PROBLEM STATEMENT: Repeat every line of the material below exactly.

++++

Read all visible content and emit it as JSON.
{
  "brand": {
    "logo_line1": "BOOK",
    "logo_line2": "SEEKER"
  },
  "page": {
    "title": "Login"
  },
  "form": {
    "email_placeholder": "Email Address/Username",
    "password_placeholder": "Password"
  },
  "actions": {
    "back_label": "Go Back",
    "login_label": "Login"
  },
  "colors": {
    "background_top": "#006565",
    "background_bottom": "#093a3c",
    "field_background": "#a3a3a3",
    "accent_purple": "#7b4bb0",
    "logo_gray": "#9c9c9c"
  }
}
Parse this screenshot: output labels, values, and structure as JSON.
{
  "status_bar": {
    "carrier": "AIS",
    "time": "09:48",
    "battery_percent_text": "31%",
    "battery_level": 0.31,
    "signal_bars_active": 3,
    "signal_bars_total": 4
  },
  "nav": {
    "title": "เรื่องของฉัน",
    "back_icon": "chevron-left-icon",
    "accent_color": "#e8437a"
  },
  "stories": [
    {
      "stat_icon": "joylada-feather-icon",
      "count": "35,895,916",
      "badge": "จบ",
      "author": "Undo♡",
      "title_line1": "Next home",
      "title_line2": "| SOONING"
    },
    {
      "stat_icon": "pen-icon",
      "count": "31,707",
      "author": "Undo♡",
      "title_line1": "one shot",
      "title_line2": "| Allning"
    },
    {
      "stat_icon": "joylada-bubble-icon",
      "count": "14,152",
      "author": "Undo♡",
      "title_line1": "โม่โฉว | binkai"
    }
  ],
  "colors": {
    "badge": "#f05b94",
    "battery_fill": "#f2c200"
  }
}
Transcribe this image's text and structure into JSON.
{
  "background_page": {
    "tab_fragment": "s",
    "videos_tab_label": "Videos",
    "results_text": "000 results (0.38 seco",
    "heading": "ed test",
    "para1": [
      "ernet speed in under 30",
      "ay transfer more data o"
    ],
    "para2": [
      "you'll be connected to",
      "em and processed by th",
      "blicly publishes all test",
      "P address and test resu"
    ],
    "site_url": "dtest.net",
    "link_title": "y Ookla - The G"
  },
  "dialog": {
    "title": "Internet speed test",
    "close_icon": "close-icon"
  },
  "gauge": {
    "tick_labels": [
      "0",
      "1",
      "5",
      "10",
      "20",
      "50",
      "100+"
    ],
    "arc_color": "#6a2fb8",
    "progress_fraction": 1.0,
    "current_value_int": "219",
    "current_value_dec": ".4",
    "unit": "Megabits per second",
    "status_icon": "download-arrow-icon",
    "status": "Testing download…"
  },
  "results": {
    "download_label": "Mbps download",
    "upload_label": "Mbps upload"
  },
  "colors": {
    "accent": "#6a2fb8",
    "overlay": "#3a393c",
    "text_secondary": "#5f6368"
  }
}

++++

ANSWER SPACE:
Read all visible content and emit it as JSON.
{
  "brand": {
    "logo_line1": "BOOK",
    "logo_line2": "SEEKER"
  },
  "page": {
    "title": "Login"
  },
  "form": {
    "email_placeholder": "Email Address/Username",
    "password_placeholder": "Password"
  },
  "actions": {
    "back_label": "Go Back",
    "login_label": "Login"
  },
  "colors": {
    "background_top": "#006565",
    "background_bottom": "#093a3c",
    "field_background": "#a3a3a3",
    "accent_purple": "#7b4bb0",
    "logo_gray": "#9c9c9c"
  }
}
Parse this screenshot: output labels, values, and structure as JSON.
{
  "status_bar": {
    "carrier": "AIS",
    "time": "09:48",
    "battery_percent_text": "31%",
    "battery_level": 0.31,
    "signal_bars_active": 3,
    "signal_bars_total": 4
  },
  "nav": {
    "title": "เรื่องของฉัน",
    "back_icon": "chevron-left-icon",
    "accent_color": "#e8437a"
  },
  "stories": [
    {
      "stat_icon": "joylada-feather-icon",
      "count": "35,895,916",
      "badge": "จบ",
      "author": "Undo♡",
      "title_line1": "Next home",
      "title_line2": "| SOONING"
    },
    {
      "stat_icon": "pen-icon",
      "count": "31,707",
      "author": "Undo♡",
      "title_line1": "one shot",
      "title_line2": "| Allning"
    },
    {
      "stat_icon": "joylada-bubble-icon",
      "count": "14,152",
      "author": "Undo♡",
      "title_line1": "โม่โฉว | binkai"
    }
  ],
  "colors": {
    "badge": "#f05b94",
    "battery_fill": "#f2c200"
  }
}
Transcribe this image's text and structure into JSON.
{
  "background_page": {
    "tab_fragment": "s",
    "videos_tab_label": "Videos",
    "results_text": "000 results (0.38 seco",
    "heading": "ed test",
    "para1": [
      "ernet speed in under 30",
      "ay transfer more data o"
    ],
    "para2": [
      "you'll be connected to",
      "em and processed by th",
      "blicly publishes all test",
      "P address and test resu"
    ],
    "site_url": "dtest.net",
    "link_title": "y Ookla - The G"
  },
  "dialog": {
    "title": "Internet speed test",
    "close_icon": "close-icon"
  },
  "gauge": {
    "tick_labels": [
      "0",
      "1",
      "5",
      "10",
      "20",
      "50",
      "100+"
    ],
    "arc_color": "#6a2fb8",
    "progress_fraction": 1.0,
    "current_value_int": "219",
    "current_value_dec": ".4",
    "unit": "Megabits per second",
    "status_icon": "download-arrow-icon",
    "status": "Testing download…"
  },
  "results": {
    "download_label": "Mbps download",
    "upload_label": "Mbps upload"
  },
  "colors": {
    "accent": "#6a2fb8",
    "overlay": "#3a393c",
    "text_secondary": "#5f6368"
  }
}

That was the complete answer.